-- Opening Marker --

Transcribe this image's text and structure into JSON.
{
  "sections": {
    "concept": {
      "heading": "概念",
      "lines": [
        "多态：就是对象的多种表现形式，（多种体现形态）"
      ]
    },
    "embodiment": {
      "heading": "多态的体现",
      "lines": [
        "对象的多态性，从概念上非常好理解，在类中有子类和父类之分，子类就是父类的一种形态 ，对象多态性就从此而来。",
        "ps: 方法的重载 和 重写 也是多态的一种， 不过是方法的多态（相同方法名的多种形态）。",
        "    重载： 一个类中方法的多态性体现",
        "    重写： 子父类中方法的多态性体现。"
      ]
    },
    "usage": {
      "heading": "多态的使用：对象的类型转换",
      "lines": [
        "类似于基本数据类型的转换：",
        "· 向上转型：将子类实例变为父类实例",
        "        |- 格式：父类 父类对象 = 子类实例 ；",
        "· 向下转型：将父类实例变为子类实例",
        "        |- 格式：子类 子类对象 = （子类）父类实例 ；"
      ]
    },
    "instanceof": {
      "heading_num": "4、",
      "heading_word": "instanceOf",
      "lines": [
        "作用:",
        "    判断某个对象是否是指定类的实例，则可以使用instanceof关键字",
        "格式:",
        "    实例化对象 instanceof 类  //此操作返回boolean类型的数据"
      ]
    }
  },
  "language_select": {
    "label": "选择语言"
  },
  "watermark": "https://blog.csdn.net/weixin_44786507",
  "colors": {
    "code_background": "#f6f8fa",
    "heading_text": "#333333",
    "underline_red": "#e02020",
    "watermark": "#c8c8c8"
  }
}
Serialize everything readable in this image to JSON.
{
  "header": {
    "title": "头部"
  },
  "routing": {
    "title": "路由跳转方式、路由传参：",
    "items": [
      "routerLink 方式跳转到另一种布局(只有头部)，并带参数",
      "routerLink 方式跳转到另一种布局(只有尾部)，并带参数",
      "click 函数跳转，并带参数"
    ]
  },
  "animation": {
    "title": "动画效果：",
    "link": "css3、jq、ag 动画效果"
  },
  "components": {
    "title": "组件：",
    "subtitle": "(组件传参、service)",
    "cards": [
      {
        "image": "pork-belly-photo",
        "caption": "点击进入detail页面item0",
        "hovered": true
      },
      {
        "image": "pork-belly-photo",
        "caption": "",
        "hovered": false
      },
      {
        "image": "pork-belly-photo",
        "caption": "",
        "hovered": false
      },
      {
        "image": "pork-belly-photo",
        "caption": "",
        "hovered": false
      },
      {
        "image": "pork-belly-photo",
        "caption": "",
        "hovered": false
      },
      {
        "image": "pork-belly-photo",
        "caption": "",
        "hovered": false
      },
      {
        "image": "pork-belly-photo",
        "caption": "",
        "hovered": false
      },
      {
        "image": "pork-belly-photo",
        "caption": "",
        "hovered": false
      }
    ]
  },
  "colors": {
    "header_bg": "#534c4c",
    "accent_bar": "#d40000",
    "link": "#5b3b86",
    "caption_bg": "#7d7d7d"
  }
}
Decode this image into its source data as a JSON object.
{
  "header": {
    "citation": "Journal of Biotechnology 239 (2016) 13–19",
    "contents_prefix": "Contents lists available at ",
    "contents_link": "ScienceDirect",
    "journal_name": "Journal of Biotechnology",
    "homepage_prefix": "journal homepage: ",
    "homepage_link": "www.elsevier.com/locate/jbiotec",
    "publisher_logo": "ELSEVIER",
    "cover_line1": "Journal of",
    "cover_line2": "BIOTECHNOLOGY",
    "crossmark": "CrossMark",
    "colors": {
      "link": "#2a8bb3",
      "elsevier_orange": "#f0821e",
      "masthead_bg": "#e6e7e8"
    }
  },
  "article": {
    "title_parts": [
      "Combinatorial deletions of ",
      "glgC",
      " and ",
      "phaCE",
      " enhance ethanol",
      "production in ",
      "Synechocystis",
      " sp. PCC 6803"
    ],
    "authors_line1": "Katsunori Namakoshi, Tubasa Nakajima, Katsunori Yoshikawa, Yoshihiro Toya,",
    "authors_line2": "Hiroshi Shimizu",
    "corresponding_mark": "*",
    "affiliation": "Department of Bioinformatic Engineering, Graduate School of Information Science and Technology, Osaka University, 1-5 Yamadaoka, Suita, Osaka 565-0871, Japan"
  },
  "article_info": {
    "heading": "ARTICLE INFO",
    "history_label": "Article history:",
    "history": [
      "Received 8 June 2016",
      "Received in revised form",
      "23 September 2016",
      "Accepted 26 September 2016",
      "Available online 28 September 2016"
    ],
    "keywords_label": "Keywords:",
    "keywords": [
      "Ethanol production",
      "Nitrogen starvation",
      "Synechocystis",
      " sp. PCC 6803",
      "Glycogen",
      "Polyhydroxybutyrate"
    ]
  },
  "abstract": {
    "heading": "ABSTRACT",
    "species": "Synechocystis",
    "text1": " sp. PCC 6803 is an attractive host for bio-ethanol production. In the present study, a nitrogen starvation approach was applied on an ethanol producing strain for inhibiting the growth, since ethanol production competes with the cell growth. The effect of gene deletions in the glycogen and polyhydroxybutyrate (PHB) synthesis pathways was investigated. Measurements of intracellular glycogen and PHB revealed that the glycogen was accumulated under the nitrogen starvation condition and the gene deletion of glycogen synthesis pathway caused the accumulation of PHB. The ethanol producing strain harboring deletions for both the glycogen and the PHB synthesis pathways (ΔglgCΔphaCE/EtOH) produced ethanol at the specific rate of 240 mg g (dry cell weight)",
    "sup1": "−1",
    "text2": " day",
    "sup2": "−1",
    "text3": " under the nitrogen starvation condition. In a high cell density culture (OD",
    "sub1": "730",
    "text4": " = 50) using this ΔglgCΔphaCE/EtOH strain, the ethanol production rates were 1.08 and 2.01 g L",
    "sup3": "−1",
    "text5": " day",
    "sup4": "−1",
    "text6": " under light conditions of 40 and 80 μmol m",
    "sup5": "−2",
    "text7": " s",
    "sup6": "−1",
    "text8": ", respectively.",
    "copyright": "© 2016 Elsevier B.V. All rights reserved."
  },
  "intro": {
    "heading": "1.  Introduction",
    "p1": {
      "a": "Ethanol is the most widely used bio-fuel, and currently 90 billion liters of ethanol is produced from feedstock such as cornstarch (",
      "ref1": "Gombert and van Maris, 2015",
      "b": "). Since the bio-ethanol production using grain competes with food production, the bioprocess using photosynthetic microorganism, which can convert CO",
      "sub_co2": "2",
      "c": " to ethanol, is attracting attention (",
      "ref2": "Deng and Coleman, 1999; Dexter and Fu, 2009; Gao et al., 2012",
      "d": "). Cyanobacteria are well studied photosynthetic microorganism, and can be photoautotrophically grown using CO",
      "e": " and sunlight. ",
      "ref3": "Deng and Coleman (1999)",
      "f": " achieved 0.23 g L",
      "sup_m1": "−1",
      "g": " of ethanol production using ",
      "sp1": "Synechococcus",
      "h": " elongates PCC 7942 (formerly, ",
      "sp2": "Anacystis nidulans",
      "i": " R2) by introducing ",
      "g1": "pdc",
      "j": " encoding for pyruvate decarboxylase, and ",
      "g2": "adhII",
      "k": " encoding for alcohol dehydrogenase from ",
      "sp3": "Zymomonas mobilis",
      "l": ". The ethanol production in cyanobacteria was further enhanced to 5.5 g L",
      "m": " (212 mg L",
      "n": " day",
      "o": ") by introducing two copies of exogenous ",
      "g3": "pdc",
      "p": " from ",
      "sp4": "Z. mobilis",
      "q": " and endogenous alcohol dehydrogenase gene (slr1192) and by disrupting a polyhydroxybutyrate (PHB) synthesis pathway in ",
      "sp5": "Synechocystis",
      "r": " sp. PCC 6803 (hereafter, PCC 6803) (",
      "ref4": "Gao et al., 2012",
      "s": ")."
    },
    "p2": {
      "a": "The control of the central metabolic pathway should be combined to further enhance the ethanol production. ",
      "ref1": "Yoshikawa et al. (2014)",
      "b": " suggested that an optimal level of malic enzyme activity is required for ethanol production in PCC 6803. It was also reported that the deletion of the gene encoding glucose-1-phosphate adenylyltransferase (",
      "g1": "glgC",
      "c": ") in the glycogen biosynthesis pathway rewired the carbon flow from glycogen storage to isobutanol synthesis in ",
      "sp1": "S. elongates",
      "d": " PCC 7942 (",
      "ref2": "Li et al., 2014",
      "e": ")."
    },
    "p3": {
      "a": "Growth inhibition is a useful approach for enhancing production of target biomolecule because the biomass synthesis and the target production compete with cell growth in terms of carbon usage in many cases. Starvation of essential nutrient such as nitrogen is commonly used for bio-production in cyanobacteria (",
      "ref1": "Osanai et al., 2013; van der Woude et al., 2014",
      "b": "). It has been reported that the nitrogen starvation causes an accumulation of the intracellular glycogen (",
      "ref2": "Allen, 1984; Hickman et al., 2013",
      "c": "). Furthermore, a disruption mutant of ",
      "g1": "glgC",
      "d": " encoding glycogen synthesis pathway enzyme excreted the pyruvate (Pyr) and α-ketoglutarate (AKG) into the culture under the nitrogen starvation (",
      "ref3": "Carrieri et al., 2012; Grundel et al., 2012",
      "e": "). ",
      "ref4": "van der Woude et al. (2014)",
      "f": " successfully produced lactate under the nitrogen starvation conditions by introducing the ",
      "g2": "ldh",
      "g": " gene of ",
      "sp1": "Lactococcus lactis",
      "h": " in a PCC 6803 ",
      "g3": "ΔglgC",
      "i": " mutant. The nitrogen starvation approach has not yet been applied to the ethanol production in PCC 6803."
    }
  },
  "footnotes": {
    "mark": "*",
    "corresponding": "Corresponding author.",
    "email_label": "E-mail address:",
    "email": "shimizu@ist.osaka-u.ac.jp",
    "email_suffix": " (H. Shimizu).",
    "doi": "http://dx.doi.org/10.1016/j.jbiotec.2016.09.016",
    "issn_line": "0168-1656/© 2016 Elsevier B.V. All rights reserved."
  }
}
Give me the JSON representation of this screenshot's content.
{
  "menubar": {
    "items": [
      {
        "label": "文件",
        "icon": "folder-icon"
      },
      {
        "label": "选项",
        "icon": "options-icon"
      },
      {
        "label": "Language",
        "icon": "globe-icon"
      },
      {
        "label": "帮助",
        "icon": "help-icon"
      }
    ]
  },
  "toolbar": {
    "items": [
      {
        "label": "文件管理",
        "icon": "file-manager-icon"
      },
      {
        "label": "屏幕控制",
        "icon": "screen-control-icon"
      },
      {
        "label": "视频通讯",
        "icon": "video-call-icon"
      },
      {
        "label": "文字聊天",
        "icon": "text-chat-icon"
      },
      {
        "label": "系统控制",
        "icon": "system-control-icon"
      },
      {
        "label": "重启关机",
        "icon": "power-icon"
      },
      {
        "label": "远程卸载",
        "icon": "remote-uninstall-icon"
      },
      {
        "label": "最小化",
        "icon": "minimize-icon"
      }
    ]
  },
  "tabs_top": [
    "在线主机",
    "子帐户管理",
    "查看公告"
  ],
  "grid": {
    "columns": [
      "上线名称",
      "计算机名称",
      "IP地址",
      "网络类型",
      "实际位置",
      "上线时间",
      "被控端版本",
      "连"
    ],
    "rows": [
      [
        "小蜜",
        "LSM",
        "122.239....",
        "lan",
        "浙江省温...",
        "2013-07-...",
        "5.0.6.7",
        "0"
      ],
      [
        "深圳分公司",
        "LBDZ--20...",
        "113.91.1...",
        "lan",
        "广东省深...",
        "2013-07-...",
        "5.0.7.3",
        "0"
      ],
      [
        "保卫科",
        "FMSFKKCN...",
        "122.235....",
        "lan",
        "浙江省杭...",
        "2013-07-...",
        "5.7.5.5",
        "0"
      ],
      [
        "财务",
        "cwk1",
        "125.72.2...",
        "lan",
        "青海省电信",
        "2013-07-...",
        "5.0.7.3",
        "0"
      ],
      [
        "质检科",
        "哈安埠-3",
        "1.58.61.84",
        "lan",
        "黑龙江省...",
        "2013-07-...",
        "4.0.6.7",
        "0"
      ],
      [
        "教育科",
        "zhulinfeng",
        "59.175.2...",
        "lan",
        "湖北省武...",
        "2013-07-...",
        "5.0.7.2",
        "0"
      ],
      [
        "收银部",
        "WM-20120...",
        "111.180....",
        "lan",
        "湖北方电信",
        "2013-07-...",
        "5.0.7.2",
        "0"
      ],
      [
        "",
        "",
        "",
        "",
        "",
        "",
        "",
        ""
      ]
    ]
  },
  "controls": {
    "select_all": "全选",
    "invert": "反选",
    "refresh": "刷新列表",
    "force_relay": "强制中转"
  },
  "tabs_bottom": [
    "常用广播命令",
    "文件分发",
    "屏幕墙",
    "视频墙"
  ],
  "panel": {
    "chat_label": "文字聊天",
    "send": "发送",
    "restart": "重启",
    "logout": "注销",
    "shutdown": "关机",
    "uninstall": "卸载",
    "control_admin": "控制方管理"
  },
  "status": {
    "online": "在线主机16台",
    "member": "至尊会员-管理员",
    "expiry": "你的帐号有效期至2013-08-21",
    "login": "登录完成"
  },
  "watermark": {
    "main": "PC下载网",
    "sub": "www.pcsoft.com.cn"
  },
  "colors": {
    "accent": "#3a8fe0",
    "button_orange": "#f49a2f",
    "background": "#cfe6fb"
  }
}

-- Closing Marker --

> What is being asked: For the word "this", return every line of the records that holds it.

> Worked solution:
Transcribe this image's text and structure into JSON.
Serialize everything readable in this image to JSON.
Decode this image into its source data as a JSON object.
    "text4": " = 50) using this ΔglgCΔphaCE/EtOH strain, the ethanol production rates were 1.08 and 2.01 g L",
Give me the JSON representation of this screenshot's content.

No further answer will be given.